Interaction of boron nitride nanotubes with living cells
Over the past decade, nanomaterials gained significant interest in medical and biomedical research due to their unique properties such as optical, magnetic, electronic and mechanical. These unusual properties make them particularly attractive for their investigation in biomedical applications including medical imaging, drug delivery and tissue engineering. However, due to their potential risk on living systems, their behavior in biological systems should be clearly understood before their use in medical related applications.

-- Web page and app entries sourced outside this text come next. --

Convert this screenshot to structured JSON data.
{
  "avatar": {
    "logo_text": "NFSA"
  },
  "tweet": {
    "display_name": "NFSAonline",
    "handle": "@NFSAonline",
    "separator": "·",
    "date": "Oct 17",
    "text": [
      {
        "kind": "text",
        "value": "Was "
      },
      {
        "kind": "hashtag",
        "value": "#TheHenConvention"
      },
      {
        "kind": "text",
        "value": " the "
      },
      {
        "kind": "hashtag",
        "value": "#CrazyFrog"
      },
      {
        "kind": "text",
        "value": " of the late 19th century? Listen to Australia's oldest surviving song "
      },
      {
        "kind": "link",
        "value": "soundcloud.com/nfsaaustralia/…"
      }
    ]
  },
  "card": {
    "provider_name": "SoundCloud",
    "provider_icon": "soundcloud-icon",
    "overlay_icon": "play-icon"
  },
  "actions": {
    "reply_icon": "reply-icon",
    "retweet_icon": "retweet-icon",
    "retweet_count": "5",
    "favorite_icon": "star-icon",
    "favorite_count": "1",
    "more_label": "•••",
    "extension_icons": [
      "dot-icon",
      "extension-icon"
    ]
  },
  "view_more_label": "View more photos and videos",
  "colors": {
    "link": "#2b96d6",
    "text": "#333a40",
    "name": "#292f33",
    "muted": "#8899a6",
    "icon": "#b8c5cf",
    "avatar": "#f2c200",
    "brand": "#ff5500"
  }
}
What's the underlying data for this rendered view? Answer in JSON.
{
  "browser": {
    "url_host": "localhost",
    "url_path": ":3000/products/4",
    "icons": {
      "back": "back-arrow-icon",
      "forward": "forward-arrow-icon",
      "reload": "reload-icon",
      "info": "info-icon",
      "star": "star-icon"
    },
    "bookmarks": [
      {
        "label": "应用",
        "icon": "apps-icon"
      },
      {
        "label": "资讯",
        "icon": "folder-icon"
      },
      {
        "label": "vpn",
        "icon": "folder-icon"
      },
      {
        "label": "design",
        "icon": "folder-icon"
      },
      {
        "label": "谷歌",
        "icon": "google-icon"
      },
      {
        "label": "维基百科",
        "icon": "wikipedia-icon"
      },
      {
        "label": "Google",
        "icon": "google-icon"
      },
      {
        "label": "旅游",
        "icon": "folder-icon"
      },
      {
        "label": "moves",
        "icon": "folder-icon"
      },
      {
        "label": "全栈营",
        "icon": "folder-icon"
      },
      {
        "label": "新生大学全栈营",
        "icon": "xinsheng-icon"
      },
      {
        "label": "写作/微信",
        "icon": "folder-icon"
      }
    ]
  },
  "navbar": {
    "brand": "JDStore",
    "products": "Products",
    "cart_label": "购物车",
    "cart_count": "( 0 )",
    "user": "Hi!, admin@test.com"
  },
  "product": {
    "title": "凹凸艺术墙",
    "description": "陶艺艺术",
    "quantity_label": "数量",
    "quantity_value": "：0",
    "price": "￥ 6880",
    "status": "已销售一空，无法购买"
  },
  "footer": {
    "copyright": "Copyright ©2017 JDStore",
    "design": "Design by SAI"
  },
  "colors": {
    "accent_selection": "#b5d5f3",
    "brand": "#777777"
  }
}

Boron nitride nanotubes (BNNTs), known as analogs of CNTs, are composed of boron and nitrogen atoms. Their synthesis was reported for the first time in 1995 by Chopra et al.. They have received high attention for their use in several research fields including medicine due to their properties including high oxidation, mechanical resistance, and chemical stability. Among the several proposed bio-applications; gene therapy, drug delivery, tissue engineering, and medical imaging can be mentioned. It is therefore clear that investigating their possible adverse effects on living systems is considered as an important issue before their any realistic clinical applications.
The high chemical stability and hydrophobicity result in their poor dispersibility in aqueous media, which hinders their cellular uptake studies, and reliable assessment of their adverse effects on living systems. Therefore, we chemically modified BNNTs through hydroxylation (h-BNNTs), and consequent functionalization with carbohydrates (m-BNNTs) to increase their dispersibility in aqueous media, thus achieving optimal BNNT dispersions suitable for cellular uptake and biocompatibility investigations. In addition, we aimed to understand the surface chemistry influence on their toxicity.
Our results indicate that the unmodified BNNTs, h-BNNTs and m-BNNTs, had no negative effects on viability of human dermal fibroblasts (HDFs), whereas BNNTs and h-BNNTs were highly cytotoxic on A549 cells at high concentrations. The BNNTs and h-BNNTs showed genotoxic effects at higher concentrations as well as increasing oxidative stress in A549 cells. The difference in the toxicity results of the BNNT derivatives on HDFs and A549 cells can be attributed to the higher cellular uptake capacity of the cancer cells as compared to the healthy cells (HDFs are healthy cells and A549 are cancerous cells). Moreover, the hydrophobic nature of BNNTs is a cause of their toxic effects on these cell lines at higher doses suggesting that the carbohydrate modification prevents BNNT toxicity even at extreme doses.
In conclusion, our study suggests that BNNTs, h-BNNTs, but especially m-BNNTs, can be safely used as nanovectors for cell therapy, as drug delivery agents, and for other biomedical applications without significant damages to healthy cells. Due to their cytotoxic effects on cancer cells at higher concentrations (especially BNNTs and h-BNNTs), they could moreover be exploited to develop effective nanovectors for cancer treatment in combination with other traditional therapeutic approaches.
Interaction of carbohydrate modified boron nitride nanotubes with living cells.
Emanet M, Şen Ö, Çobandede Z, Çulha M
Colloids Surf B Biointerfaces. 2015 Oct 1